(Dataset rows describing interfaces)
.....

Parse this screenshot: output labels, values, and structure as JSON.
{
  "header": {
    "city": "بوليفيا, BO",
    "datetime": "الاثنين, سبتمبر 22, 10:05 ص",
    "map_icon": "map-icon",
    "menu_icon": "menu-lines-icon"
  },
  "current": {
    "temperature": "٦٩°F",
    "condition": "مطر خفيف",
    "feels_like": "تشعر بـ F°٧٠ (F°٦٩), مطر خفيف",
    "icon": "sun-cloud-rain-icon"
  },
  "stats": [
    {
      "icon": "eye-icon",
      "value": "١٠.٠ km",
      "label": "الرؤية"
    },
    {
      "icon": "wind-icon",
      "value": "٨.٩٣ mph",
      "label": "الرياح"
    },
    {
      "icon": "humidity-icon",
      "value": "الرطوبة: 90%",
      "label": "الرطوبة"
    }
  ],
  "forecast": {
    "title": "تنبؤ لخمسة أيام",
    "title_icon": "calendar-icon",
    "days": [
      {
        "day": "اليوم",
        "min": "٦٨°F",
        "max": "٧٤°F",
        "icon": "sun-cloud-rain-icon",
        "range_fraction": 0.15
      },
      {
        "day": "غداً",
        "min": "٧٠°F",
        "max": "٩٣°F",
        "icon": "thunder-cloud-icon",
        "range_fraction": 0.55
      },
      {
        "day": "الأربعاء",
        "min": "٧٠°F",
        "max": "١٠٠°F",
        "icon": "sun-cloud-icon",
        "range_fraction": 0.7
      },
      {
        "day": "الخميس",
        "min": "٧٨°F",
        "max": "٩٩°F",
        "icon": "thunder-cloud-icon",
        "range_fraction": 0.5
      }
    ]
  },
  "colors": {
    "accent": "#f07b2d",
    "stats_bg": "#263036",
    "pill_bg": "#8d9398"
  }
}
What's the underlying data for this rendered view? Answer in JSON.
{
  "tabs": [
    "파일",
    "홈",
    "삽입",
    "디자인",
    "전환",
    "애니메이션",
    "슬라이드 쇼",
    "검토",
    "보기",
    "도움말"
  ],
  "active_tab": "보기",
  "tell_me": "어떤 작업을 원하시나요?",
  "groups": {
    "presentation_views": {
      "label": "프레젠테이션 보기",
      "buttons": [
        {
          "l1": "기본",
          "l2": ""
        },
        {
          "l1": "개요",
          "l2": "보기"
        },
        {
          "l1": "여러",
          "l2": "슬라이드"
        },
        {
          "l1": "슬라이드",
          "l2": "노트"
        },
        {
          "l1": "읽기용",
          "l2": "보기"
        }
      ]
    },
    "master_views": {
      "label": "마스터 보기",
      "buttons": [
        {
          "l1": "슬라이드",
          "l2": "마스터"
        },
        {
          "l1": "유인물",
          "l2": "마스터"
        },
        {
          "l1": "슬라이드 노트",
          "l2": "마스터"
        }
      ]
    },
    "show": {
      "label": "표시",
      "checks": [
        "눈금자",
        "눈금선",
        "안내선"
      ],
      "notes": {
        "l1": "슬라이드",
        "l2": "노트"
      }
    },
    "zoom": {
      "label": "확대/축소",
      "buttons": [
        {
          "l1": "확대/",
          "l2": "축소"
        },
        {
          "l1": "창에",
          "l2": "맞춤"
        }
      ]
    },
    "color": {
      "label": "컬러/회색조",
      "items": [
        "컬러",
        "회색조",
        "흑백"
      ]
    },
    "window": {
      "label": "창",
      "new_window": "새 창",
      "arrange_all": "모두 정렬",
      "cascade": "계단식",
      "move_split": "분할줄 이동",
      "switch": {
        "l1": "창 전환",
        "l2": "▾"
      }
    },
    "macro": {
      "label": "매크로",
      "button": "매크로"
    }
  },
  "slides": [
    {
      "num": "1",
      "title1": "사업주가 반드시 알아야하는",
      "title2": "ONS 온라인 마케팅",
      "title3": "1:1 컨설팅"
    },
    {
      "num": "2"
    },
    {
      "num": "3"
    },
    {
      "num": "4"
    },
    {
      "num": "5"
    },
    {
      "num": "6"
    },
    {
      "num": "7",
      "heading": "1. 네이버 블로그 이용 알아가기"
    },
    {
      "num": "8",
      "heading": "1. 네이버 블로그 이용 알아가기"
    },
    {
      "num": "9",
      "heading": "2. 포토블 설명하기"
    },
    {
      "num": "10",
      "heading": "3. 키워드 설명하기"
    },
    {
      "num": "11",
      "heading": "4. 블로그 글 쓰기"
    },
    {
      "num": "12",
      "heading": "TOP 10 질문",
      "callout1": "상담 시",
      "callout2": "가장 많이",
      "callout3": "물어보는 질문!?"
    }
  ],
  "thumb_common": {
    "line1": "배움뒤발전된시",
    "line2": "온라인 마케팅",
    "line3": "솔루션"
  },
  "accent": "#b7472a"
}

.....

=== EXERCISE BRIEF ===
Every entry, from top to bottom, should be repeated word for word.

=== OUTPUT ===
Parse this screenshot: output labels, values, and structure as JSON.
{
  "header": {
    "city": "بوليفيا, BO",
    "datetime": "الاثنين, سبتمبر 22, 10:05 ص",
    "map_icon": "map-icon",
    "menu_icon": "menu-lines-icon"
  },
  "current": {
    "temperature": "٦٩°F",
    "condition": "مطر خفيف",
    "feels_like": "تشعر بـ F°٧٠ (F°٦٩), مطر خفيف",
    "icon": "sun-cloud-rain-icon"
  },
  "stats": [
    {
      "icon": "eye-icon",
      "value": "١٠.٠ km",
      "label": "الرؤية"
    },
    {
      "icon": "wind-icon",
      "value": "٨.٩٣ mph",
      "label": "الرياح"
    },
    {
      "icon": "humidity-icon",
      "value": "الرطوبة: 90%",
      "label": "الرطوبة"
    }
  ],
  "forecast": {
    "title": "تنبؤ لخمسة أيام",
    "title_icon": "calendar-icon",
    "days": [
      {
        "day": "اليوم",
        "min": "٦٨°F",
        "max": "٧٤°F",
        "icon": "sun-cloud-rain-icon",
        "range_fraction": 0.15
      },
      {
        "day": "غداً",
        "min": "٧٠°F",
        "max": "٩٣°F",
        "icon": "thunder-cloud-icon",
        "range_fraction": 0.55
      },
      {
        "day": "الأربعاء",
        "min": "٧٠°F",
        "max": "١٠٠°F",
        "icon": "sun-cloud-icon",
        "range_fraction": 0.7
      },
      {
        "day": "الخميس",
        "min": "٧٨°F",
        "max": "٩٩°F",
        "icon": "thunder-cloud-icon",
        "range_fraction": 0.5
      }
    ]
  },
  "colors": {
    "accent": "#f07b2d",
    "stats_bg": "#263036",
    "pill_bg": "#8d9398"
  }
}
What's the underlying data for this rendered view? Answer in JSON.
{
  "tabs": [
    "파일",
    "홈",
    "삽입",
    "디자인",
    "전환",
    "애니메이션",
    "슬라이드 쇼",
    "검토",
    "보기",
    "도움말"
  ],
  "active_tab": "보기",
  "tell_me": "어떤 작업을 원하시나요?",
  "groups": {
    "presentation_views": {
      "label": "프레젠테이션 보기",
      "buttons": [
        {
          "l1": "기본",
          "l2": ""
        },
        {
          "l1": "개요",
          "l2": "보기"
        },
        {
          "l1": "여러",
          "l2": "슬라이드"
        },
        {
          "l1": "슬라이드",
          "l2": "노트"
        },
        {
          "l1": "읽기용",
          "l2": "보기"
        }
      ]
    },
    "master_views": {
      "label": "마스터 보기",
      "buttons": [
        {
          "l1": "슬라이드",
          "l2": "마스터"
        },
        {
          "l1": "유인물",
          "l2": "마스터"
        },
        {
          "l1": "슬라이드 노트",
          "l2": "마스터"
        }
      ]
    },
    "show": {
      "label": "표시",
      "checks": [
        "눈금자",
        "눈금선",
        "안내선"
      ],
      "notes": {
        "l1": "슬라이드",
        "l2": "노트"
      }
    },
    "zoom": {
      "label": "확대/축소",
      "buttons": [
        {
          "l1": "확대/",
          "l2": "축소"
        },
        {
          "l1": "창에",
          "l2": "맞춤"
        }
      ]
    },
    "color": {
      "label": "컬러/회색조",
      "items": [
        "컬러",
        "회색조",
        "흑백"
      ]
    },
    "window": {
      "label": "창",
      "new_window": "새 창",
      "arrange_all": "모두 정렬",
      "cascade": "계단식",
      "move_split": "분할줄 이동",
      "switch": {
        "l1": "창 전환",
        "l2": "▾"
      }
    },
    "macro": {
      "label": "매크로",
      "button": "매크로"
    }
  },
  "slides": [
    {
      "num": "1",
      "title1": "사업주가 반드시 알아야하는",
      "title2": "ONS 온라인 마케팅",
      "title3": "1:1 컨설팅"
    },
    {
      "num": "2"
    },
    {
      "num": "3"
    },
    {
      "num": "4"
    },
    {
      "num": "5"
    },
    {
      "num": "6"
    },
    {
      "num": "7",
      "heading": "1. 네이버 블로그 이용 알아가기"
    },
    {
      "num": "8",
      "heading": "1. 네이버 블로그 이용 알아가기"
    },
    {
      "num": "9",
      "heading": "2. 포토블 설명하기"
    },
    {
      "num": "10",
      "heading": "3. 키워드 설명하기"
    },
    {
      "num": "11",
      "heading": "4. 블로그 글 쓰기"
    },
    {
      "num": "12",
      "heading": "TOP 10 질문",
      "callout1": "상담 시",
      "callout2": "가장 많이",
      "callout3": "물어보는 질문!?"
    }
  ],
  "thumb_common": {
    "line1": "배움뒤발전된시",
    "line2": "온라인 마케팅",
    "line3": "솔루션"
  },
  "accent": "#b7472a"
}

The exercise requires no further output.